In Stock Now - Click Title to See Store Inventory. Please allow up to 48-hours for Curbside Pickup orders to be processed.
An authoritative compendium on the main masterpieces of Frank Gehry, including 480 illustrations and photographs, produced in collaboration with Cahiers d’Art.
Experimenting with a range of materials from cheap mass-produced items to space-age titanium, and using 3D computer modeling as an architectural tool, Frank Gehry’s buildings are remarkable and surprising, united by the sense of movement they convey. His projects flow, curve, bend, and crumple in novel and unexpected ways, subverting traditional building norms.
From his own home in Santa Monica to the undulating Beekman Tower in New York, from the shining curves of the Guggenheim Museum in Bilbao to the Fondation Louis Vuitton in Paris, and his most recent construction, Luma Arles, Gehry has left his indelible mark on the history of architectural design. Forty of the renowned architect’s most remarkable works are presented by architect and critic Jean-Louis Cohen, alongside views of the interiors and exteriors of each building. This tour includes many of Gehry’s works throughout the United States and abroad, such as the Walt Disney Concert Hall, the one-of-a-kind “Binoculars Building” in Los Angeles, and the beloved “Dancing House” in Prague.
About the Author

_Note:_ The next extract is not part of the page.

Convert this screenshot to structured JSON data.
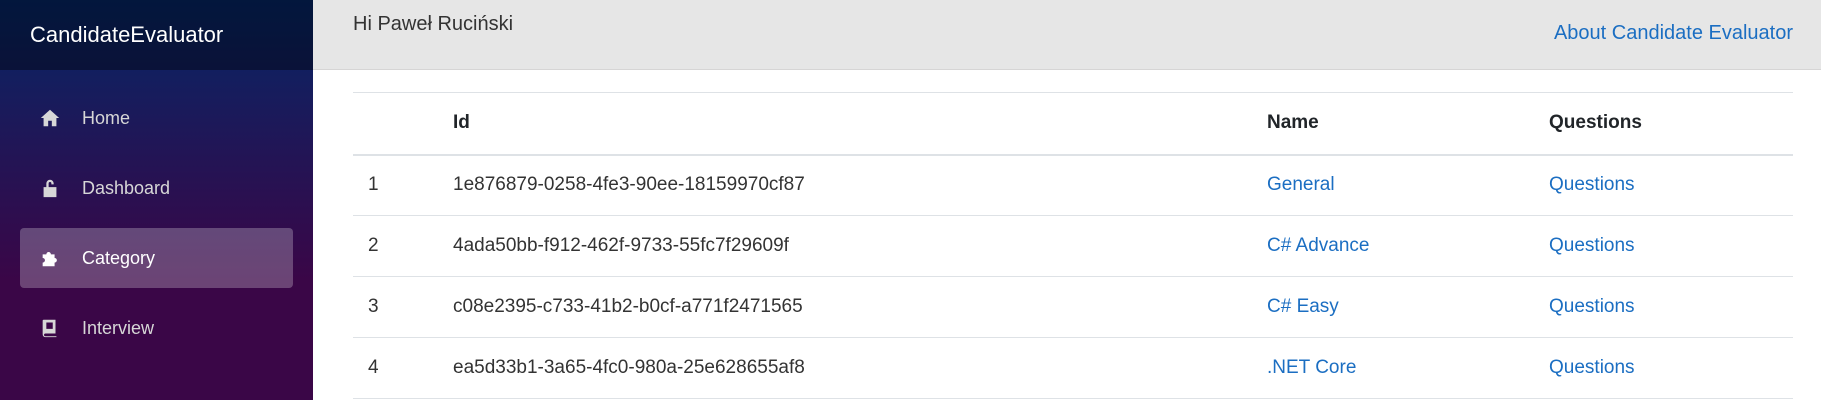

Frank Gehry’s architecture has had the rare distinction of pleasing critics, academics, and the public alike. When he was awarded the Pritzker Prize in 1989, Vanity Fair has called him “the most important architect of our age.” Jean-Louis Cohen is France’s most authoritative historian of twentieth-century architecture. He has published more than forty books and curated numerous architectural expositions. He is the Sheldon H. Solow Professor in the History of Architecture department at NYU’s Institute of Fine Arts and holds a chair at the Collège de France.
"In the context of Gehry's long career of around 180 completed projects, the number of 'masterpieces' is high; Cohen's book collects 38 such buildings spanning six decades, from 1961 to 2021." —A WEEKLY DOSE OF ARCHITECTURE